no script running there? And I believe I have a compelling set of reasons
for wanting such (aka use cases).

Now, after my post "new feature request" but before the hoopla unfolded here
at www-svg surrounding the issue of "is SVG SMIL really going to go the way
of dinosaurs?", someone from Google had actually written to me, saying, in
essence "this is a good idea" why don't you write to the good folks at

I did. I remembered there was a fellow who presented at The Graphical Web
2009, when Google hosted the conference [2], who was from Wikipedia, so I
thought: I will write to him. So I did. He happened to be the CTO there.
He seemed quite enthusiastic about the idea of animated and interactive SVG
at Wikipedia. So in answer to someone's question: yes, we have interest from
folks who would appear to be important at two important places: the only two
places that actually allow display of user-uploaded SVG.
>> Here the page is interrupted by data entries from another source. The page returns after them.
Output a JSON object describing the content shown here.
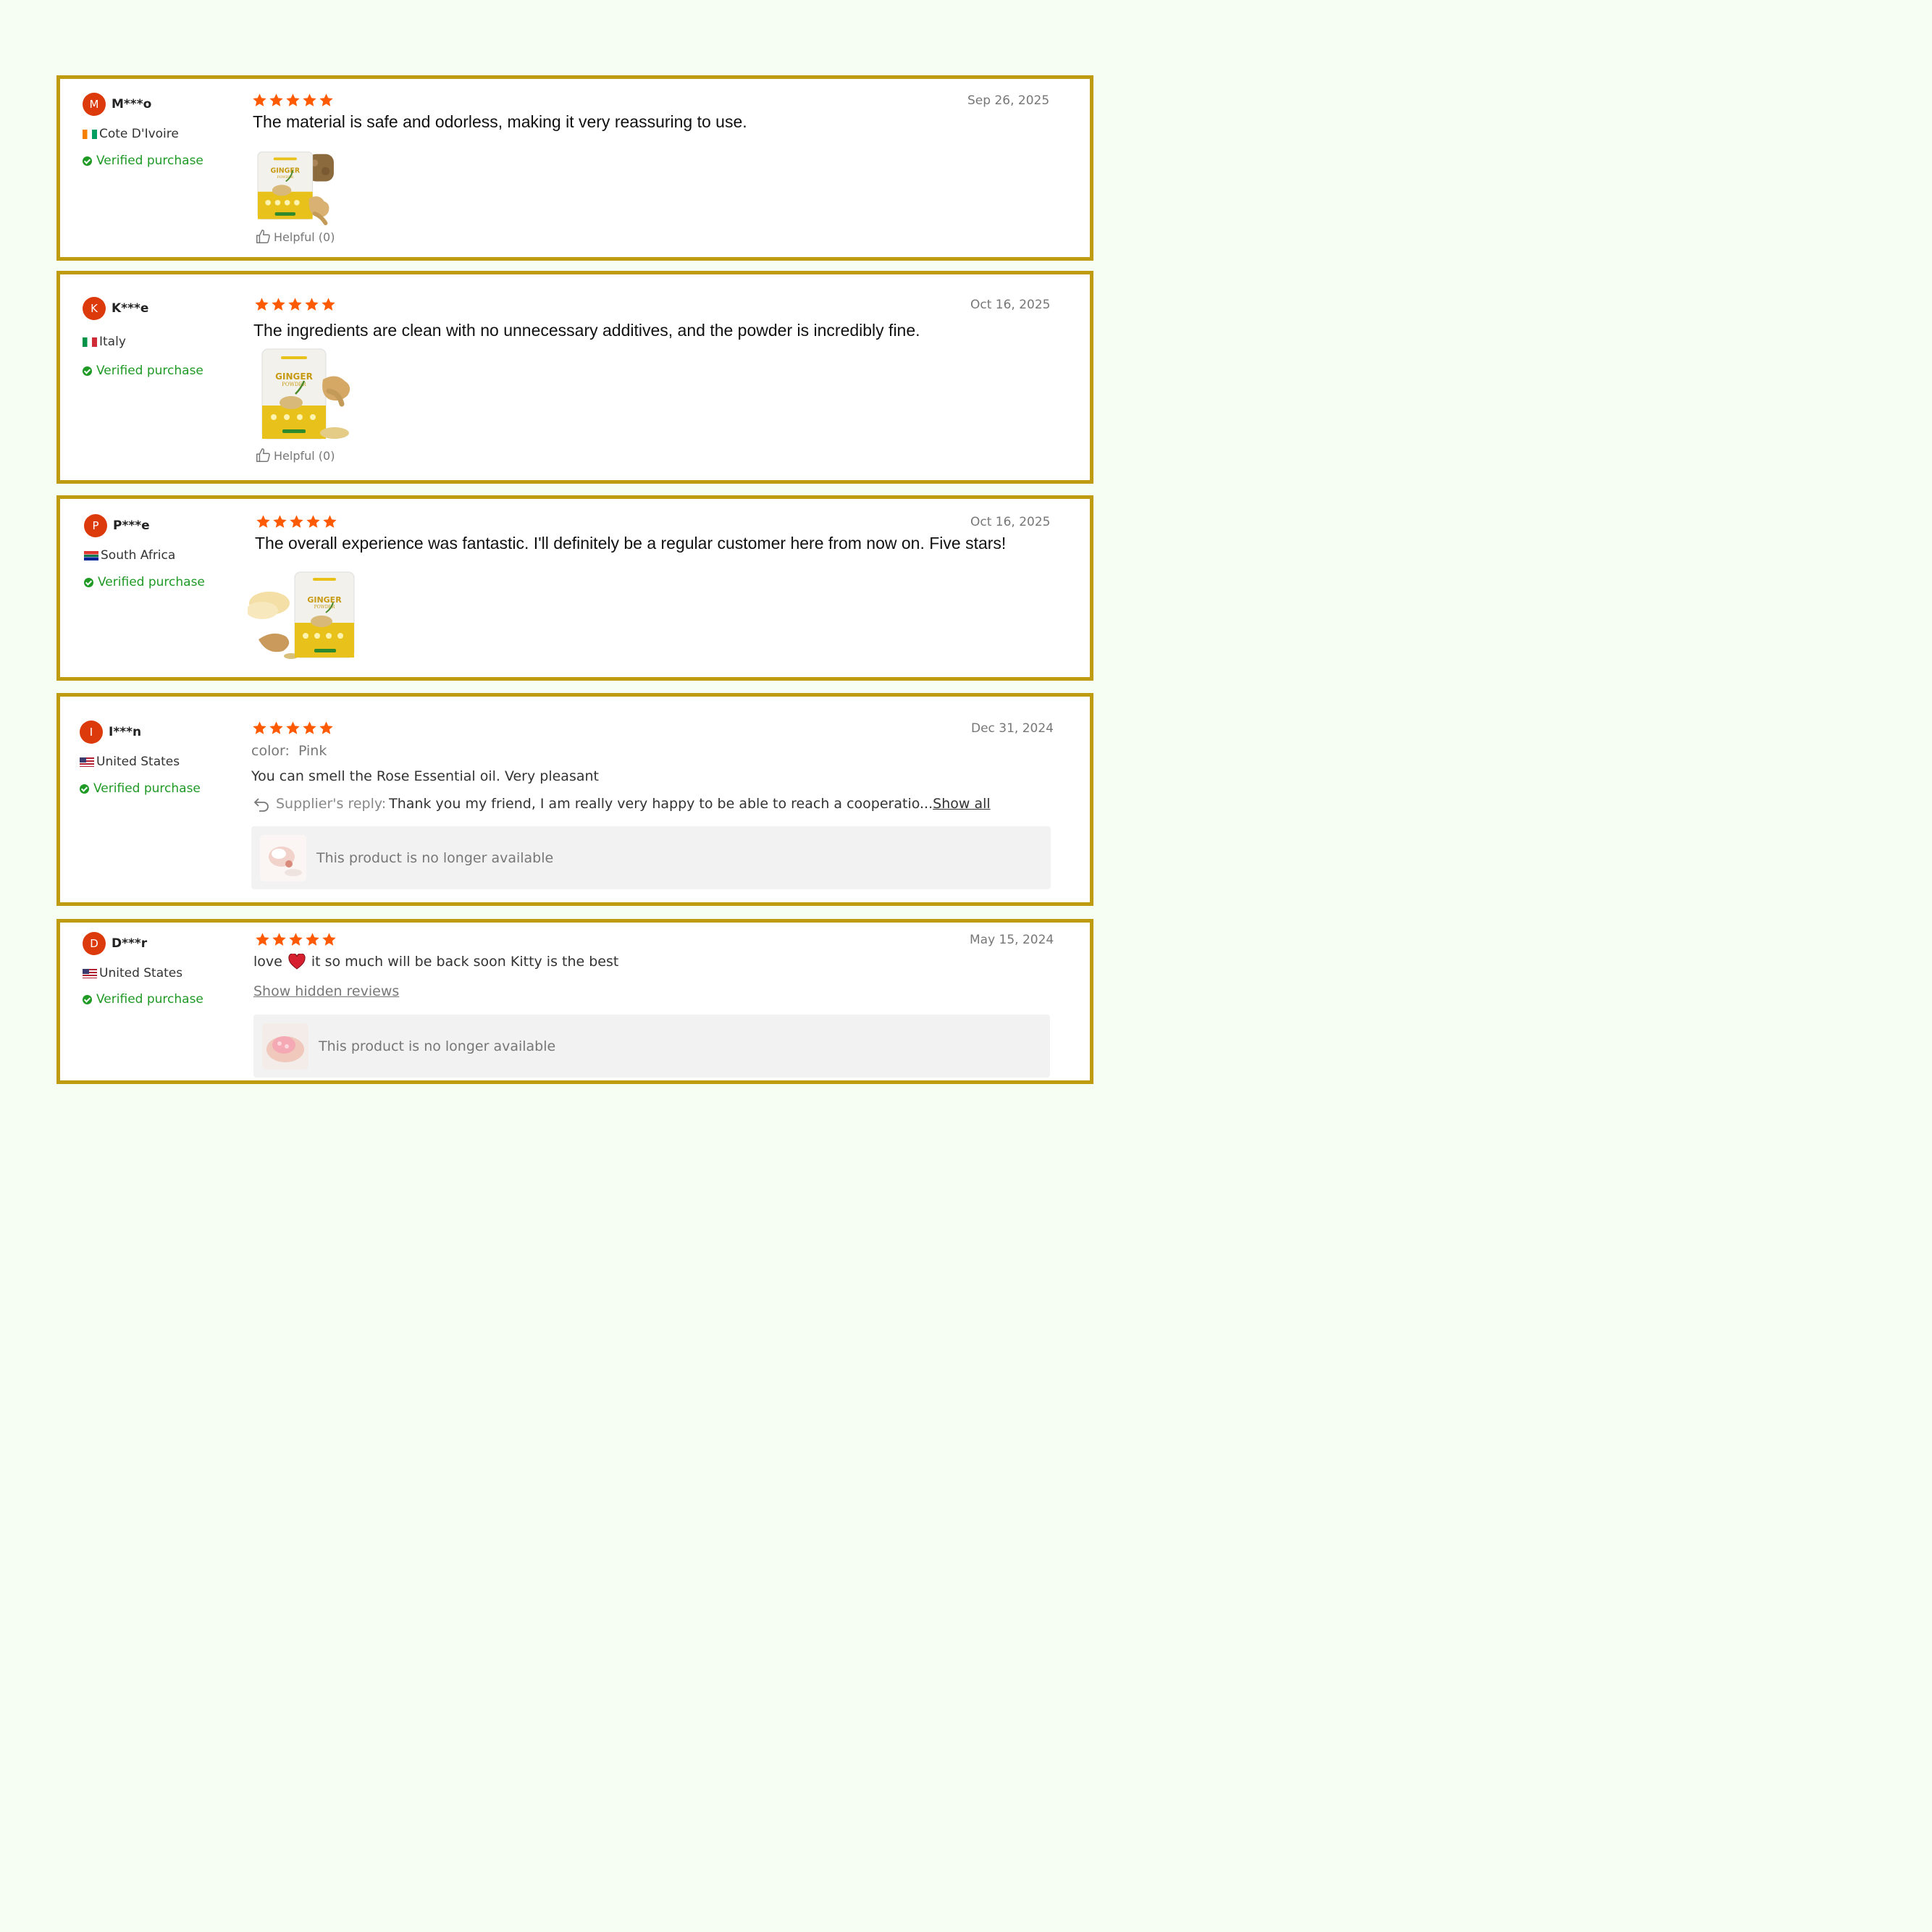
{
  "accent": {
    "frame": "#bf9b10",
    "star": "#ff5a00",
    "avatar": "#dd3a0c",
    "verified": "#1f9a25"
  },
  "reviews": [
    {
      "initial": "M",
      "user": "M***o",
      "country": "Cote D'Ivoire",
      "flag": "ivory-coast-flag",
      "verified": "Verified purchase",
      "rating": 5,
      "date": "Sep 26, 2025",
      "text": "The material is safe and odorless, making it very reassuring to use.",
      "image": "ginger-powder-pack",
      "helpful": "Helpful (0)"
    },
    {
      "initial": "K",
      "user": "K***e",
      "country": "Italy",
      "flag": "italy-flag",
      "verified": "Verified purchase",
      "rating": 5,
      "date": "Oct 16, 2025",
      "text": "The ingredients are clean with no unnecessary additives, and the powder is incredibly fine.",
      "image": "ginger-powder-pack",
      "helpful": "Helpful (0)"
    },
    {
      "initial": "P",
      "user": "P***e",
      "country": "South Africa",
      "flag": "south-africa-flag",
      "verified": "Verified purchase",
      "rating": 5,
      "date": "Oct 16, 2025",
      "text": "The overall experience was fantastic. I'll definitely be a regular customer here from now on. Five stars!",
      "image": "ginger-powder-pack"
    },
    {
      "initial": "I",
      "user": "I***n",
      "country": "United States",
      "flag": "us-flag",
      "verified": "Verified purchase",
      "rating": 5,
      "date": "Dec 31, 2024",
      "color_label": "color:",
      "color_value": "Pink",
      "text": "You can smell the Rose Essential oil. Very pleasant",
      "reply_label": "Supplier's reply:",
      "reply_text": "Thank you my friend, I am really very happy to be able to reach a cooperatio...",
      "reply_link": "Show all",
      "unavailable": "This product is no longer available"
    },
    {
      "initial": "D",
      "user": "D***r",
      "country": "United States",
      "flag": "us-flag",
      "verified": "Verified purchase",
      "rating": 5,
      "date": "May 15, 2024",
      "text_before": "love",
      "text_after": "it so much will be back soon Kitty is the best",
      "hidden_link": "Show hidden reviews",
      "unavailable": "This product is no longer available"
    }
  ]
}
That's the best I can do for now, in terms of reply to the various
conversations this topic brought up. It is good to see that the idea has
some receptivity, both in the "real world" and at www-svg. 

In response to Daniel Hobart's concern in which he writes "I'm mildly
concerned that this might violate authors' expectations about what
user-submitted images are capable of doing.", I appreciate the thoughtful
concern, I'm not sure how it might be problematic. The places like Facebook
and Google Plus and Twitter that are still afraid of SVG might as well get
the whole nine yards (including non-scripted interactivity) when they
finally (we would hope) overcome their apparent fear of things like SVG.
Users have seen interactive images (Adobe ImageReady rollovers and the like
for 20+ years) and I have seen people in three different social environments
ask for interactive images on social media. I'm not saying that there isn't
a problem, it's just not in focus for me yet.



[2] Pittsburgh Sept. 23-26 2015. 

Received on Thursday, 26 March 2015 01:40:44 UTC